"Our dog likes to eat bones."
Translation:Náš pes jí rád kosti.
Some people use "jíst" when talking about their pets, sort of humanizing them. It's a bit similar to using "he" or "she" about pets in English instead or the usual "it".
This depends on the speaker. I, for instance, always use "žrát" (note the long "á") with all animals, even though I love cats and dogs and even though I tend to use "he/she" for cats and dogs in English.
hey! can anyone help? i'm confused about using "rad" without "mit" to mean "to like." i know that "jsem rad" means "i'm glad." so here i would think it was like... "our dog is glad to eat bones?" is there any insight anyone can share about times when "mit" is not necessary and any changes in meaning that may occur? thanks!
I think we have a tendency to extrapolate from mít rád meaning "I like" something, to using mít rád with an infinitive to mean "I like TO DO something." But, as I understand it, the mít rád construction isn't used in this way. Instead, the verb for the "something" that we like to do is paired with rád. So we end up, as in this sentence, with something roughly like "Our dog is glad to eat bones/Our dog gladly eats bones"... or, in English that would actually be used, "Our dog likes to eat bones." :-) (Hope this helps some!)

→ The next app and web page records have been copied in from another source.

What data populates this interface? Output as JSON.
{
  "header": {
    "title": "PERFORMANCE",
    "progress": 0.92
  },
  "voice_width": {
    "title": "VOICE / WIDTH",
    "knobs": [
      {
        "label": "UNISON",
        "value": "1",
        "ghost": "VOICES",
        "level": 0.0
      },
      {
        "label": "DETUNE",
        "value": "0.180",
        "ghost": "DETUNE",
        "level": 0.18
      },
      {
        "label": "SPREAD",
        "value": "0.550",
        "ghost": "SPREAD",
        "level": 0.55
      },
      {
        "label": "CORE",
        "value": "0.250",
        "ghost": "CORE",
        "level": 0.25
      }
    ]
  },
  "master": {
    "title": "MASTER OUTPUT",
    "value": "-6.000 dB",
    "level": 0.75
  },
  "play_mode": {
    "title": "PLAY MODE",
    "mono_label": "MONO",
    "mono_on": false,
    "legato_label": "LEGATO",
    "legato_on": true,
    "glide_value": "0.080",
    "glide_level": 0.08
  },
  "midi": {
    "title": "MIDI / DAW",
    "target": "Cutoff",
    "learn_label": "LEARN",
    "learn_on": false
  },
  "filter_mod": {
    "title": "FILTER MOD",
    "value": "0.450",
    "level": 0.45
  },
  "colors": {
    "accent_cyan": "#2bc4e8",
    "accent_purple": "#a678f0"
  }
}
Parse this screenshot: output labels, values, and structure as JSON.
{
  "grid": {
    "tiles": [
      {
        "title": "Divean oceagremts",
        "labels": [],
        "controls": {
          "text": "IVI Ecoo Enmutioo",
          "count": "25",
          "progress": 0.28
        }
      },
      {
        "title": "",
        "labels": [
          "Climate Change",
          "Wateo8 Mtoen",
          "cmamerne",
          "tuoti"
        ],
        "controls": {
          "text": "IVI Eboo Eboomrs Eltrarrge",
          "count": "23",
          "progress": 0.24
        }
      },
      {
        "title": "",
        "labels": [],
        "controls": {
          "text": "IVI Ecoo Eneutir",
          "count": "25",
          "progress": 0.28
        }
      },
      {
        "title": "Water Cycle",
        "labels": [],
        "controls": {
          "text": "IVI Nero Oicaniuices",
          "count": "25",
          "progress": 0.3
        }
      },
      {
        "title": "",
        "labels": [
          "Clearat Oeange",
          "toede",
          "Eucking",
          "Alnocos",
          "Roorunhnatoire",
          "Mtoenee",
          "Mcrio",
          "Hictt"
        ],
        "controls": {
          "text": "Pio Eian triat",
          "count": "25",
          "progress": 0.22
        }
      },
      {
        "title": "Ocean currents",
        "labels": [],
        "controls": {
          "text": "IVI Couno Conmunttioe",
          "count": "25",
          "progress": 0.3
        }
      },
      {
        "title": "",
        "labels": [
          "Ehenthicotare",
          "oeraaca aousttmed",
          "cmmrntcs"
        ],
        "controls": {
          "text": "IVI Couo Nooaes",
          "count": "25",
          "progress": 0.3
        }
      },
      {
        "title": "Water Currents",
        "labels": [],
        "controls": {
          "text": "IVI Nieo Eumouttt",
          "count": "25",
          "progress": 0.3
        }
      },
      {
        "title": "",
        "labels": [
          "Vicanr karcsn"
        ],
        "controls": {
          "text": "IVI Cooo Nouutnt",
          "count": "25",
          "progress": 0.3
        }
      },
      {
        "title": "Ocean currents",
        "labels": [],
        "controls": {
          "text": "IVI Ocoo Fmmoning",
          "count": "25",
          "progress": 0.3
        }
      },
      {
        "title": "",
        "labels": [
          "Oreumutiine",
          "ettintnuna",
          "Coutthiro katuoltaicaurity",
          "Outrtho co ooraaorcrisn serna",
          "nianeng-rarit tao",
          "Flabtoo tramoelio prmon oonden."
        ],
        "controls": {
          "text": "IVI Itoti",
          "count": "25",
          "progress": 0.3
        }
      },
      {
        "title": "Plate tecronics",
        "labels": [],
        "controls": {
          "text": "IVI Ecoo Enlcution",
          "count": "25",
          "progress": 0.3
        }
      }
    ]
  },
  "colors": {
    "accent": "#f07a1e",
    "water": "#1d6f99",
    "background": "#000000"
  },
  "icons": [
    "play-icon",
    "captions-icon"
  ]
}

It is really quite strange to mix it with the infinitive, but one could mix it with the verbal noun, which is similar to the English gerund. For this particular sentence it does not sound too natural ("má rád jezení...") and it is not accepted. But "Mám rád hraní na kytaru." is quite fine for "I like playing the guitar."